◆ Provided material:

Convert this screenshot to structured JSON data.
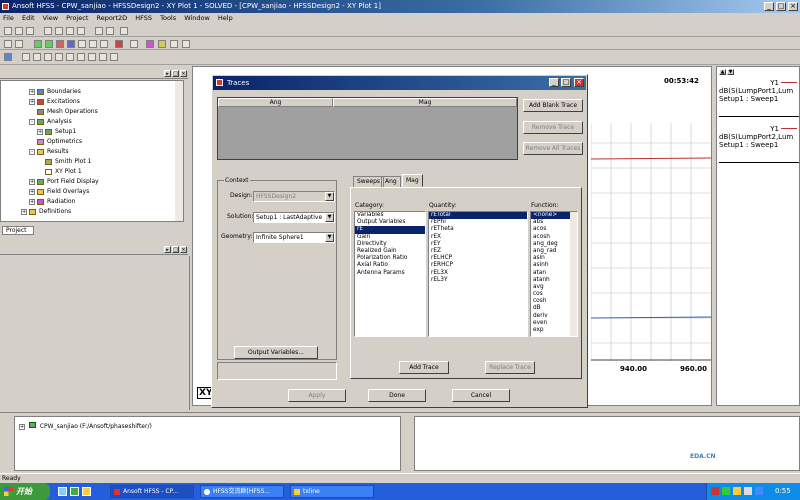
{
  "app": {
    "title": "Ansoft HFSS - CPW_sanjiao - HFSSDesign2 - XY Plot 1 - SOLVED - [CPW_sanjiao - HFSSDesign2 - XY Plot 1]"
  },
  "menu": [
    "File",
    "Edit",
    "View",
    "Project",
    "Report2D",
    "HFSS",
    "Tools",
    "Window",
    "Help"
  ],
  "tree": {
    "items": [
      {
        "label": "Boundaries",
        "exp": "+"
      },
      {
        "label": "Excitations",
        "exp": "+"
      },
      {
        "label": "Mesh Operations",
        "exp": ""
      },
      {
        "label": "Analysis",
        "exp": "-"
      },
      {
        "label": "Setup1",
        "exp": "+"
      },
      {
        "label": "Optimetrics",
        "exp": ""
      },
      {
        "label": "Results",
        "exp": "-"
      },
      {
        "label": "Smith Plot 1",
        "exp": ""
      },
      {
        "label": "XY Plot 1",
        "exp": ""
      },
      {
        "label": "Port Field Display",
        "exp": "+"
      },
      {
        "label": "Field Overlays",
        "exp": "+"
      },
      {
        "label": "Radiation",
        "exp": "+"
      },
      {
        "label": "Definitions",
        "exp": "+"
      }
    ],
    "tab": "Project"
  },
  "bottom_tree": {
    "item": "CPW_sanjiao (F:/Ansoft/phaseshifter/)"
  },
  "status": "Ready",
  "plot": {
    "time": "00:53:42",
    "ticks": [
      "940.00",
      "960.00"
    ],
    "xy_label": "XY",
    "legend": [
      {
        "label": "Y1",
        "expr": "dB(S(LumpPort1,Lum",
        "setup": "Setup1 : Sweep1",
        "color": "#c03030"
      },
      {
        "label": "Y1",
        "expr": "dB(S(LumpPort2,Lum",
        "setup": "Setup1 : Sweep1",
        "color": "#c03030"
      }
    ]
  },
  "chart_data": {
    "type": "line",
    "x_tick_labels": [
      "940.00",
      "960.00"
    ],
    "series": [
      {
        "name": "dB(S(LumpPort1,Lum",
        "color": "#c03030"
      },
      {
        "name": "dB(S(LumpPort2,Lum",
        "color": "#3060c0"
      }
    ],
    "grid": true
  },
  "dialog": {
    "title": "Traces",
    "table": {
      "col1": "Ang",
      "col2": "Mag"
    },
    "buttons": {
      "add_blank": "Add Blank Trace",
      "remove": "Remove Trace",
      "remove_all": "Remove All Traces",
      "output_vars": "Output Variables...",
      "add_trace": "Add Trace",
      "replace_trace": "Replace Trace",
      "ok": "Apply",
      "done": "Done",
      "cancel": "Cancel"
    },
    "context": {
      "heading": "Context",
      "design_label": "Design:",
      "design_value": "HFSSDesign2",
      "solution_label": "Solution:",
      "solution_value": "Setup1 : LastAdaptive",
      "geometry_label": "Geometry:",
      "geometry_value": "Infinite Sphere1"
    },
    "tabs": [
      "Sweeps",
      "Ang",
      "Mag"
    ],
    "category": {
      "label": "Category:",
      "items": [
        "Variables",
        "Output Variables",
        "rE",
        "Gain",
        "Directivity",
        "Realized Gain",
        "Polarization Ratio",
        "Axial Ratio",
        "Antenna Params"
      ],
      "selected": 2
    },
    "quantity": {
      "label": "Quantity:",
      "items": [
        "rETotal",
        "rEPhi",
        "rETheta",
        "rEX",
        "rEY",
        "rEZ",
        "rELHCP",
        "rERHCP",
        "rEL3X",
        "rEL3Y"
      ],
      "selected": 0
    },
    "function": {
      "label": "Function:",
      "items": [
        "<none>",
        "abs",
        "acos",
        "acosh",
        "ang_deg",
        "ang_rad",
        "asin",
        "asinh",
        "atan",
        "atanh",
        "avg",
        "cos",
        "cosh",
        "dB",
        "deriv",
        "even",
        "exp"
      ],
      "selected": 0
    }
  },
  "taskbar": {
    "start": "开始",
    "tasks": [
      "Ansoft HFSS - CP...",
      "HFSS交流群[HFSS...",
      "txline"
    ],
    "clock": "0:55"
  },
  "watermark": "EDA.CN"
}
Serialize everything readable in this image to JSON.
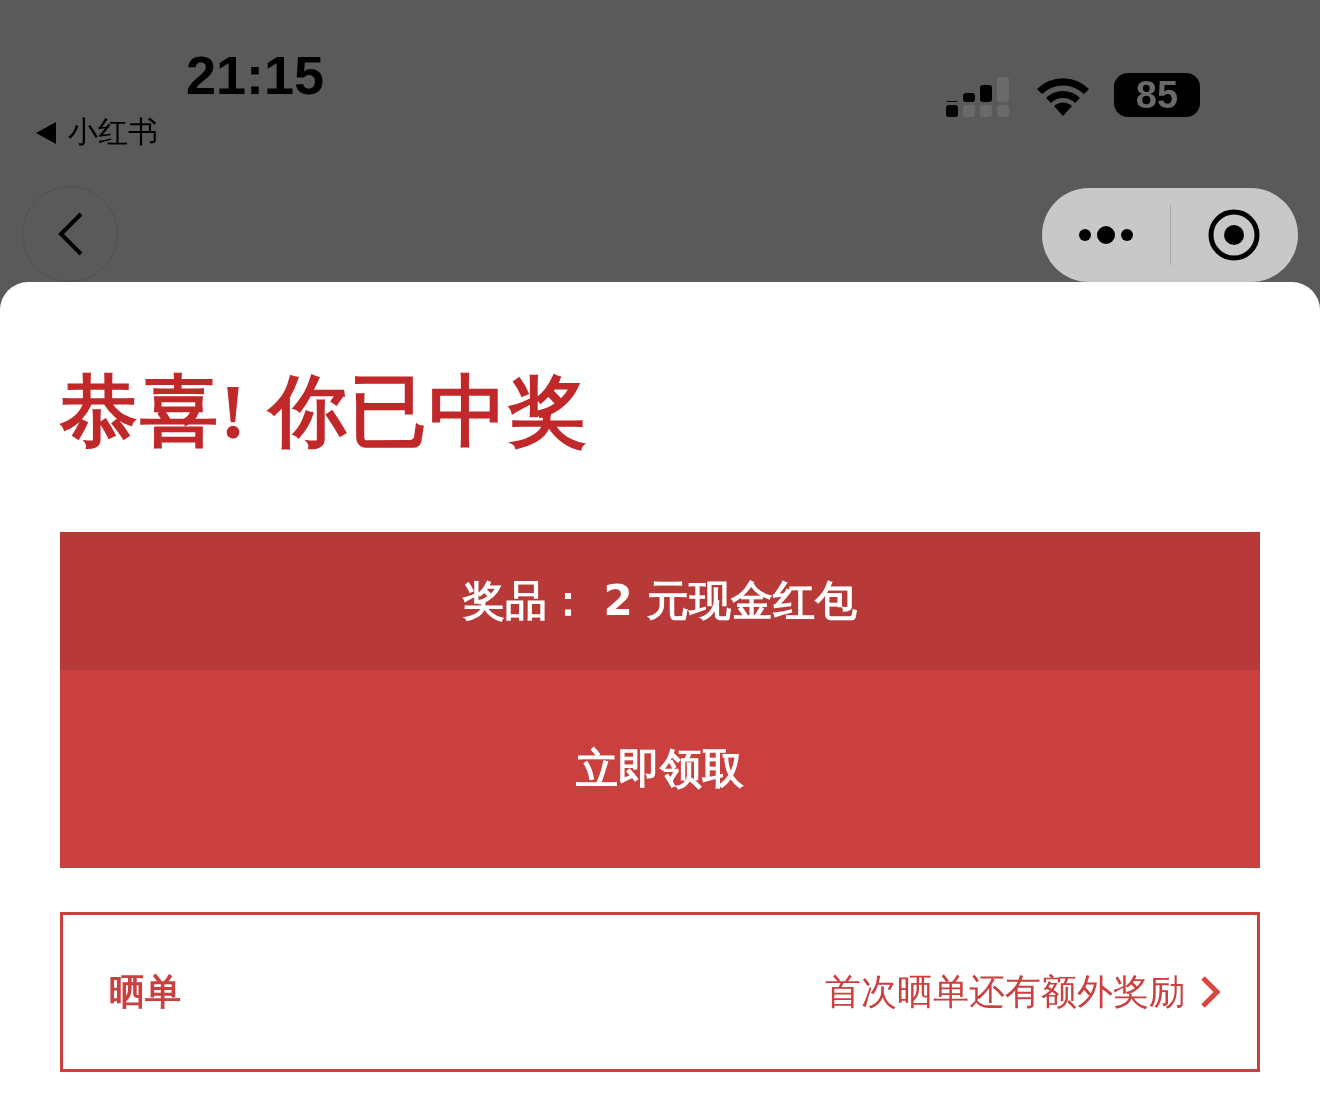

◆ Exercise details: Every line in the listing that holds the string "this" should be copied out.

◆ Your response:
Convert this screenshot to structured JSON data.
Serialize everything readable in this image to JSON.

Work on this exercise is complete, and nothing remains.